“Things have gone really well for us so far this year,” Dunlop said. “It’s been hard work with a brand new bike. We didn’t get the laps we thought we would at places like the TT but we’ve pulled it back together.
“We’ve had our challenges at getting the bike where it should be, have worked hard to get it there but there’s even more to come so we’re plugging on.
“Everybody loves the Ulster Grand Prix, it’s completely different to the TT. It gets fast, hot and heavy and when the weather’s good it’s always good racing.”
Hickman’s on a roll
Out to stop Dunlop domination will be Thruxton BSB winner, Peter Hickman
(see page 68). Having already won at Dundrod in the wet, Hickman has Ulster Grand Prix pedigree and after his strongest roads campaign to date saw him storm to five podiums from five starts at the TT, he heads into this week as the man most likely to push Dunlop the closest.
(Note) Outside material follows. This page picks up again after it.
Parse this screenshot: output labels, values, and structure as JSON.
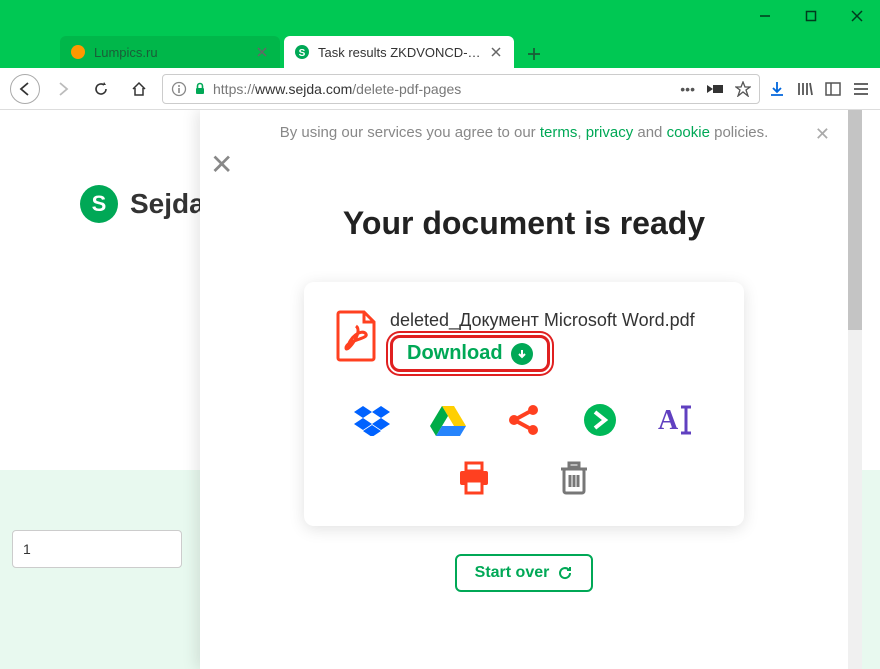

“The Ulster was a bit of a disappointment last year,” Hickman said. “We had the pace to win and were fighting for wins but I had a few problems and didn’t finish. It was a week of what could have beens, so after this year’s TT I’m really looking forward to getting out again as I’m expecting to be strong.
“We had a mega five races at the TT and we’ve been strong in BSB too, so I’m hoping it’ll be a really big week for us. Hutchy is really fast around Dundrod and holds the lap record so it’s a shame he won’t be there, but that doesn’t mean there won’t be competition.
“Michael Dunlop has been really strong recently and I’m expecting Dean Harrison to be a dark horse. There’ll be quite a few in the mix, no doubt.”
A rider of a relatively big stature, Hickman has always turned his focus to the 1000cc machines but after a podium on the Smiths Trooper Triumph at the TT, he isn’t ruling out the chances of a Supersport victory either.
“The big bike wins are what we’re looking for and we were strong on the big BMW at the TT, although that being said I wasn’t a million miles away at the TT on the Triumph and we were on the podium in the Supersport race at the Ulster last year as well.”
“The Ulster Grand Prix is a brilliant circuit,” Hickman explains. “If it wasn’t as good as it is, I probably wouldn’t go! It’s a traditional style circuit that hasn’t been messed about with. There are no chicanes or anything like that, and that’s not to take anything away from the circuits who have had to put chicanes in for safety measures, it’s just great still to have a very pure roads race circuit.
“It’s mega to ride, really fast and flows really well. It’s not very bumpy either, which is unusual for a road circuit and I’d go as far as saying it’s also reasonably safe as there’s a decent amount of run-off.”
‘It gets fast, hot and heavy. When the weather’s good it’s always good racing’